### [To do]
Which lines in the listing below contain "изучать"? Copy each of them.

--------

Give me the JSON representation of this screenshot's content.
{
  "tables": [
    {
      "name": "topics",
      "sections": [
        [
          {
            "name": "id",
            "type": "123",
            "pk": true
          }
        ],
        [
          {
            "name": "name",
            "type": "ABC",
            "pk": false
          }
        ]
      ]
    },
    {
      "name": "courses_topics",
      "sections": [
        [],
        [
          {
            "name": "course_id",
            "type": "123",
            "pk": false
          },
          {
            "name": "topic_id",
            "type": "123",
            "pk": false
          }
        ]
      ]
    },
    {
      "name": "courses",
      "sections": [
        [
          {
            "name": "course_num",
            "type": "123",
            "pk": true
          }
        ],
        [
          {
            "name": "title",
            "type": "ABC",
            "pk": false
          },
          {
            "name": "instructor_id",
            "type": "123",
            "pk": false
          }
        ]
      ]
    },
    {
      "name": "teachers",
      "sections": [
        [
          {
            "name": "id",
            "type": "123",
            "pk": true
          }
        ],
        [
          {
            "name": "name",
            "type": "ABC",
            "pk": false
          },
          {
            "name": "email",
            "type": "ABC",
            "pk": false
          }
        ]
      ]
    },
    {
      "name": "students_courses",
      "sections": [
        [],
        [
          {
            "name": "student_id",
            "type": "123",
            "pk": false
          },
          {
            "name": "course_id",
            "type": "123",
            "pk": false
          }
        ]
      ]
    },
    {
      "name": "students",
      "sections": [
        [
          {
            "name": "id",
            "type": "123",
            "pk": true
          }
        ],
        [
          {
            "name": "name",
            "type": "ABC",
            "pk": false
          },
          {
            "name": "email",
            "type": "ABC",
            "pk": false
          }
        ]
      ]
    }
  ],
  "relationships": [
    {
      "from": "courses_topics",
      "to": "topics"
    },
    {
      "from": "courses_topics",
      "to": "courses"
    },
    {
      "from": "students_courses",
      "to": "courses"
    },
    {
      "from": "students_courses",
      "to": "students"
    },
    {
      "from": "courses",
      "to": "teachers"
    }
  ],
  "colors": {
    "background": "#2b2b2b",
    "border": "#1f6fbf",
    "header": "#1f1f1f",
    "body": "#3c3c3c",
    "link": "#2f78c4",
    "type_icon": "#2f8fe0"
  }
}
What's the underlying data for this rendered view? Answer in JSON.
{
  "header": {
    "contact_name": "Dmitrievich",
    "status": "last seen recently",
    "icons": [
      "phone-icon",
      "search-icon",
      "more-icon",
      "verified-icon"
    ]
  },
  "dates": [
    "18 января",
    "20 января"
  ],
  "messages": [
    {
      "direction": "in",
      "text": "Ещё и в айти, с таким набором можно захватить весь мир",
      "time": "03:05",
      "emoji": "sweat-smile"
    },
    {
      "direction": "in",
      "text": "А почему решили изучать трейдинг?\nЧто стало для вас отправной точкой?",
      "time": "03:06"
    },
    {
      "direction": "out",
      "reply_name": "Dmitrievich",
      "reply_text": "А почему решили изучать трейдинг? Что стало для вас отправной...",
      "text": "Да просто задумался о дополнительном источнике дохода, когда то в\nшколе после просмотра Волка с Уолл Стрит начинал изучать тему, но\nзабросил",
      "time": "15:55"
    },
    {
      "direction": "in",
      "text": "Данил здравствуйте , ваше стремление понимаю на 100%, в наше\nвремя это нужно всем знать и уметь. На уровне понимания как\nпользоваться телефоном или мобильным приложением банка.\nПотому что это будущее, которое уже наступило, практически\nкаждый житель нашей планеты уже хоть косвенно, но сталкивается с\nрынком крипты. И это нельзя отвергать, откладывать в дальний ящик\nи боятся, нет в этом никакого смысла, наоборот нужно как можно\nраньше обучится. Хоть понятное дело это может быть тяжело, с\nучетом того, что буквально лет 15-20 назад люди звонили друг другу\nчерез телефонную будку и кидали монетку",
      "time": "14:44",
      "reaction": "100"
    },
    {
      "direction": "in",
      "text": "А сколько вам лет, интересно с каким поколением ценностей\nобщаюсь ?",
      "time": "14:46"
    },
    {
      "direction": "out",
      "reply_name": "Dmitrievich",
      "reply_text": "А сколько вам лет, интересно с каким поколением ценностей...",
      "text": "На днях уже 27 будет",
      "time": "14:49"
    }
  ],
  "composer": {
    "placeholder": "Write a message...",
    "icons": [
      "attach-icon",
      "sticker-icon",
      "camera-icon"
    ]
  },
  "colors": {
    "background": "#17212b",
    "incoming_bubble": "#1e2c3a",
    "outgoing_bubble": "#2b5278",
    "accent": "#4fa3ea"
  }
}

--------

### [Result of this task]
      "text": "А почему решили изучать трейдинг?\nЧто стало для вас отправной точкой?",
      "reply_text": "А почему решили изучать трейдинг? Что стало для вас отправной...",
      "text": "Да просто задумался о дополнительном источнике дохода, когда то в\nшколе после просмотра Волка с Уолл Стрит начинал изучать тему, но\nзабросил",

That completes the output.